Task objective: Below are records; state how many of their lines hold the word "this", and give only the figure.

Recorded data START

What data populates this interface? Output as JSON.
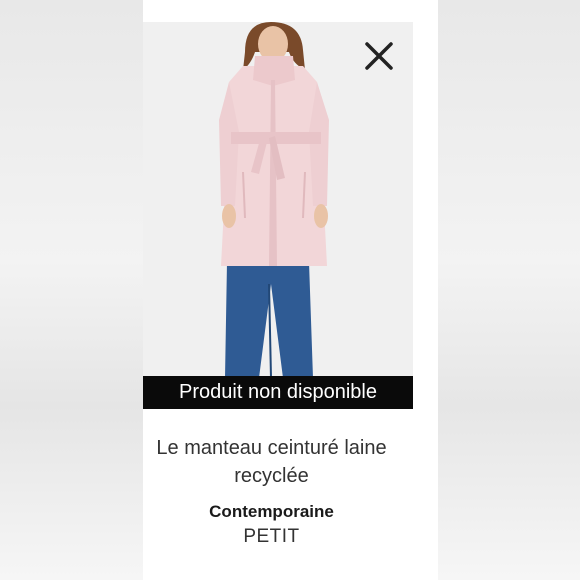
{
  "product": {
    "availability_banner": "Produit non disponible",
    "name": "Le manteau ceinturé laine recyclée",
    "brand": "Contemporaine",
    "size_label": "PETIT",
    "image": {
      "subject": "model-wearing-pink-belted-wool-coat-and-flared-jeans",
      "coat_color": "#f2d6d8",
      "jeans_color": "#2f5b94",
      "background_color": "#f0f0f0"
    }
  },
  "controls": {
    "close_icon": "close-icon"
  }
}
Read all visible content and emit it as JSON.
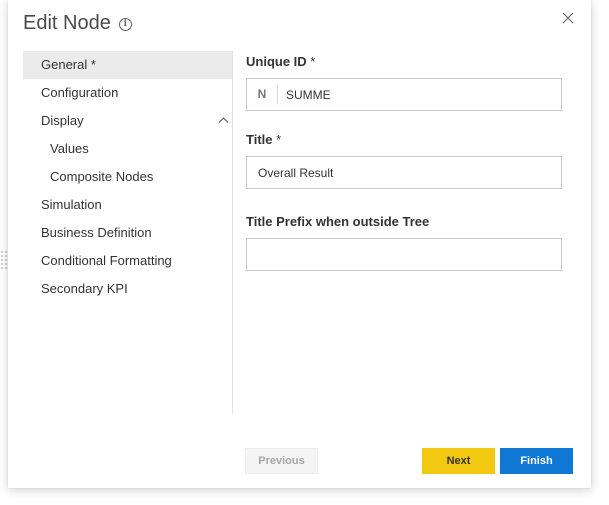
{
  "dialog": {
    "title": "Edit Node",
    "info_icon_glyph": "i"
  },
  "nav": {
    "items": [
      {
        "label": "General *"
      },
      {
        "label": "Configuration"
      },
      {
        "label": "Display"
      },
      {
        "label": "Values"
      },
      {
        "label": "Composite Nodes"
      },
      {
        "label": "Simulation"
      },
      {
        "label": "Business Definition"
      },
      {
        "label": "Conditional Formatting"
      },
      {
        "label": "Secondary KPI"
      }
    ]
  },
  "form": {
    "unique_id": {
      "label": "Unique ID",
      "required_mark": "*",
      "prefix": "N",
      "value": "SUMME"
    },
    "title": {
      "label": "Title",
      "required_mark": "*",
      "value": "Overall Result"
    },
    "title_prefix": {
      "label": "Title Prefix when outside Tree",
      "value": ""
    }
  },
  "footer": {
    "previous_label": "Previous",
    "next_label": "Next",
    "finish_label": "Finish"
  },
  "colors": {
    "next_button": "#f2c811",
    "finish_button": "#0f78d4",
    "active_nav": "#ebebeb"
  }
}
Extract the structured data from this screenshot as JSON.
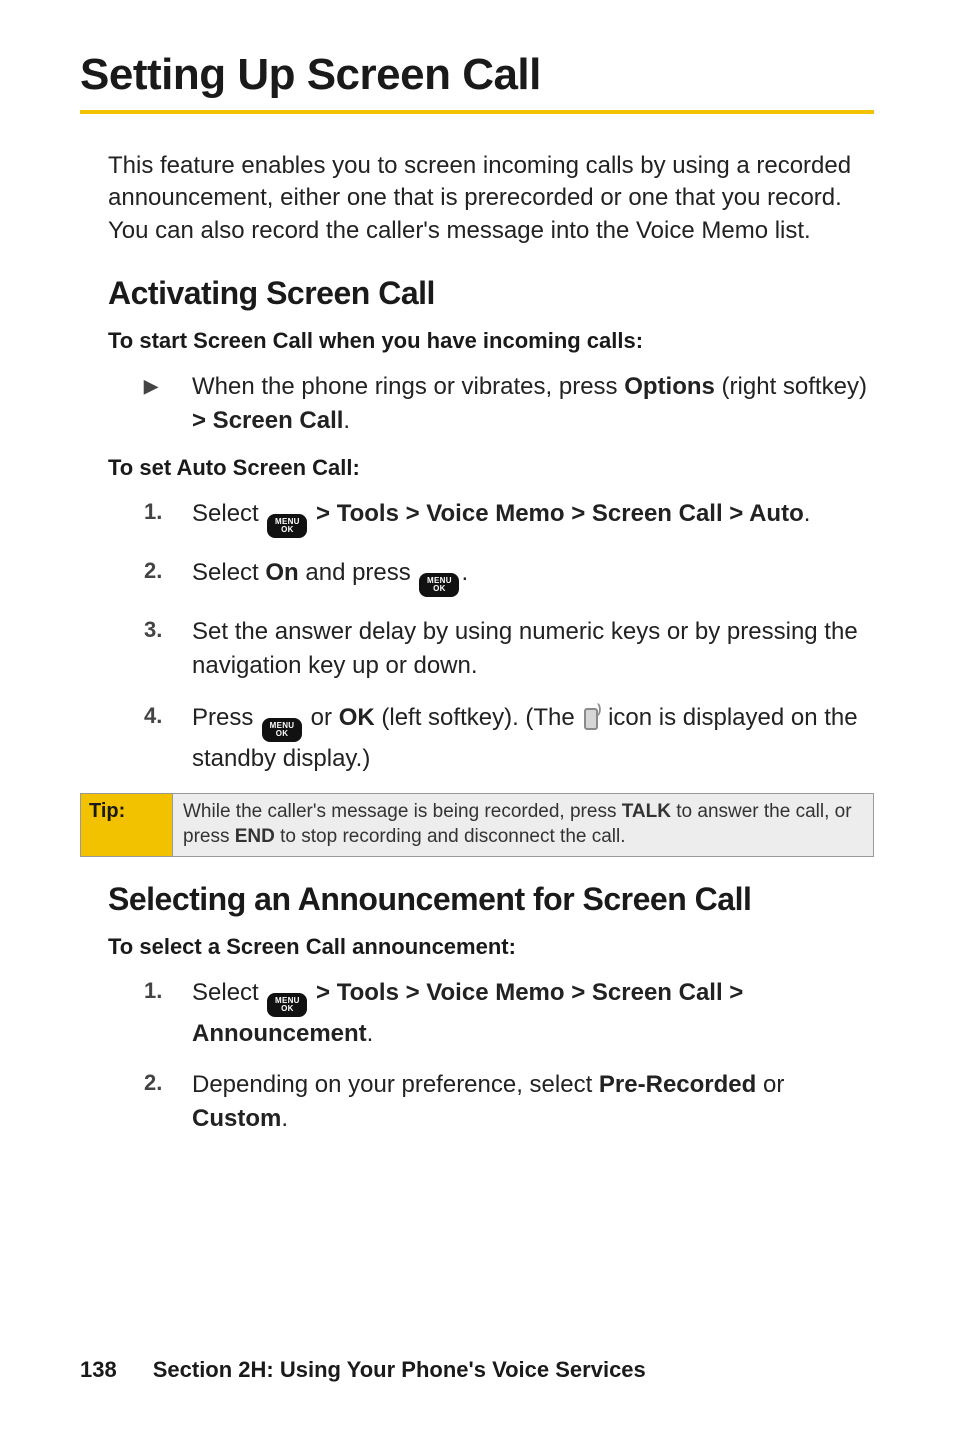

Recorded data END

Finished exercise: 2